### THE DATA:
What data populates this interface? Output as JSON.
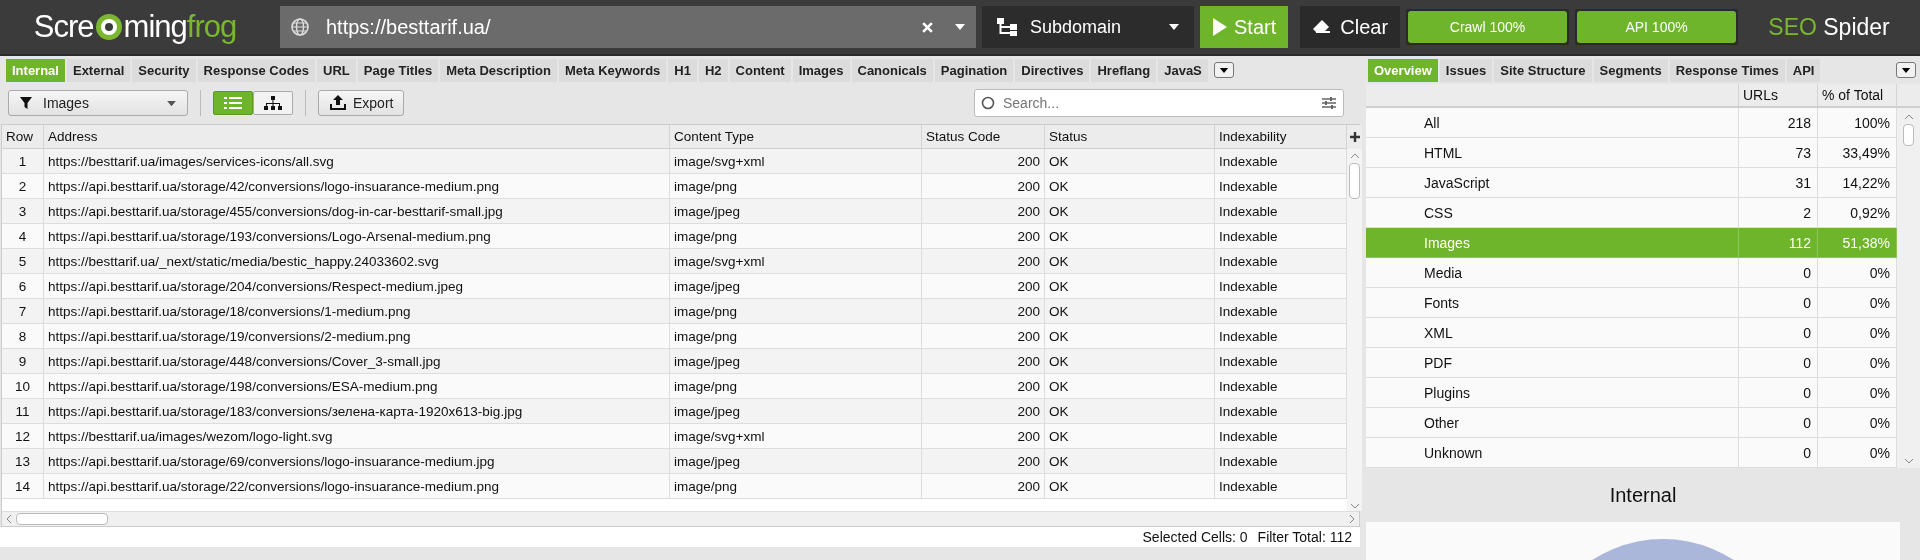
{
  "topbar": {
    "logo": {
      "start": "Scre",
      "middle": "ming",
      "end": "frog"
    },
    "url": "https://besttarif.ua/",
    "mode": "Subdomain",
    "start": "Start",
    "clear": "Clear",
    "progress": [
      {
        "label": "Crawl 100%",
        "level": 1
      },
      {
        "label": "API 100%",
        "level": 1
      }
    ],
    "brand": {
      "first": "SEO",
      "second": "Spider"
    }
  },
  "left_tabs": [
    {
      "label": "Internal",
      "selected": true
    },
    {
      "label": "External",
      "selected": false
    },
    {
      "label": "Security",
      "selected": false
    },
    {
      "label": "Response Codes",
      "selected": false
    },
    {
      "label": "URL",
      "selected": false
    },
    {
      "label": "Page Titles",
      "selected": false
    },
    {
      "label": "Meta Description",
      "selected": false
    },
    {
      "label": "Meta Keywords",
      "selected": false
    },
    {
      "label": "H1",
      "selected": false
    },
    {
      "label": "H2",
      "selected": false
    },
    {
      "label": "Content",
      "selected": false
    },
    {
      "label": "Images",
      "selected": false
    },
    {
      "label": "Canonicals",
      "selected": false
    },
    {
      "label": "Pagination",
      "selected": false
    },
    {
      "label": "Directives",
      "selected": false
    },
    {
      "label": "Hreflang",
      "selected": false
    },
    {
      "label": "JavaS",
      "selected": false
    }
  ],
  "toolbar": {
    "filter": "Images",
    "view_modes": [
      {
        "kind": "list",
        "selected": true
      },
      {
        "kind": "tree",
        "selected": false
      }
    ],
    "export": "Export",
    "search": {
      "placeholder": "Search..."
    }
  },
  "table": {
    "columns": [
      "Row",
      "Address",
      "Content Type",
      "Status Code",
      "Status",
      "Indexability"
    ],
    "rows": [
      [
        "1",
        "https://besttarif.ua/images/services-icons/all.svg",
        "image/svg+xml",
        "200",
        "OK",
        "Indexable"
      ],
      [
        "2",
        "https://api.besttarif.ua/storage/42/conversions/logo-insuarance-medium.png",
        "image/png",
        "200",
        "OK",
        "Indexable"
      ],
      [
        "3",
        "https://api.besttarif.ua/storage/455/conversions/dog-in-car-besttarif-small.jpg",
        "image/jpeg",
        "200",
        "OK",
        "Indexable"
      ],
      [
        "4",
        "https://api.besttarif.ua/storage/193/conversions/Logo-Arsenal-medium.png",
        "image/png",
        "200",
        "OK",
        "Indexable"
      ],
      [
        "5",
        "https://besttarif.ua/_next/static/media/bestic_happy.24033602.svg",
        "image/svg+xml",
        "200",
        "OK",
        "Indexable"
      ],
      [
        "6",
        "https://api.besttarif.ua/storage/204/conversions/Respect-medium.jpeg",
        "image/jpeg",
        "200",
        "OK",
        "Indexable"
      ],
      [
        "7",
        "https://api.besttarif.ua/storage/18/conversions/1-medium.png",
        "image/png",
        "200",
        "OK",
        "Indexable"
      ],
      [
        "8",
        "https://api.besttarif.ua/storage/19/conversions/2-medium.png",
        "image/png",
        "200",
        "OK",
        "Indexable"
      ],
      [
        "9",
        "https://api.besttarif.ua/storage/448/conversions/Cover_3-small.jpg",
        "image/jpeg",
        "200",
        "OK",
        "Indexable"
      ],
      [
        "10",
        "https://api.besttarif.ua/storage/198/conversions/ESA-medium.png",
        "image/png",
        "200",
        "OK",
        "Indexable"
      ],
      [
        "11",
        "https://api.besttarif.ua/storage/183/conversions/зелена-карта-1920x613-big.jpg",
        "image/jpeg",
        "200",
        "OK",
        "Indexable"
      ],
      [
        "12",
        "https://besttarif.ua/images/wezom/logo-light.svg",
        "image/svg+xml",
        "200",
        "OK",
        "Indexable"
      ],
      [
        "13",
        "https://api.besttarif.ua/storage/69/conversions/logo-insuarance-medium.jpg",
        "image/jpeg",
        "200",
        "OK",
        "Indexable"
      ],
      [
        "14",
        "https://api.besttarif.ua/storage/22/conversions/logo-insuarance-medium.png",
        "image/png",
        "200",
        "OK",
        "Indexable"
      ]
    ]
  },
  "status_bar": {
    "selected_label": "Selected Cells:",
    "selected_value": "0",
    "filter_label": "Filter Total:",
    "filter_value": "112"
  },
  "right_tabs": [
    {
      "label": "Overview",
      "selected": true
    },
    {
      "label": "Issues",
      "selected": false
    },
    {
      "label": "Site Structure",
      "selected": false
    },
    {
      "label": "Segments",
      "selected": false
    },
    {
      "label": "Response Times",
      "selected": false
    },
    {
      "label": "API",
      "selected": false
    }
  ],
  "overview": {
    "columns": [
      "URLs",
      "% of Total"
    ],
    "rows": [
      {
        "label": "All",
        "urls": "218",
        "percent": "100%",
        "selected": false
      },
      {
        "label": "HTML",
        "urls": "73",
        "percent": "33,49%",
        "selected": false
      },
      {
        "label": "JavaScript",
        "urls": "31",
        "percent": "14,22%",
        "selected": false
      },
      {
        "label": "CSS",
        "urls": "2",
        "percent": "0,92%",
        "selected": false
      },
      {
        "label": "Images",
        "urls": "112",
        "percent": "51,38%",
        "selected": true
      },
      {
        "label": "Media",
        "urls": "0",
        "percent": "0%",
        "selected": false
      },
      {
        "label": "Fonts",
        "urls": "0",
        "percent": "0%",
        "selected": false
      },
      {
        "label": "XML",
        "urls": "0",
        "percent": "0%",
        "selected": false
      },
      {
        "label": "PDF",
        "urls": "0",
        "percent": "0%",
        "selected": false
      },
      {
        "label": "Plugins",
        "urls": "0",
        "percent": "0%",
        "selected": false
      },
      {
        "label": "Other",
        "urls": "0",
        "percent": "0%",
        "selected": false
      },
      {
        "label": "Unknown",
        "urls": "0",
        "percent": "0%",
        "selected": false
      }
    ],
    "chart_title": "Internal"
  }
}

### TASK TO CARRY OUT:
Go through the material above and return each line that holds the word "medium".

### RESPONSE FOR THIS EXERCISE:
        "https://api.besttarif.ua/storage/42/conversions/logo-insuarance-medium.png",
        "https://api.besttarif.ua/storage/193/conversions/Logo-Arsenal-medium.png",
        "https://api.besttarif.ua/storage/204/conversions/Respect-medium.jpeg",
        "https://api.besttarif.ua/storage/18/conversions/1-medium.png",
        "https://api.besttarif.ua/storage/19/conversions/2-medium.png",
        "https://api.besttarif.ua/storage/198/conversions/ESA-medium.png",
        "https://api.besttarif.ua/storage/69/conversions/logo-insuarance-medium.jpg",
        "https://api.besttarif.ua/storage/22/conversions/logo-insuarance-medium.png",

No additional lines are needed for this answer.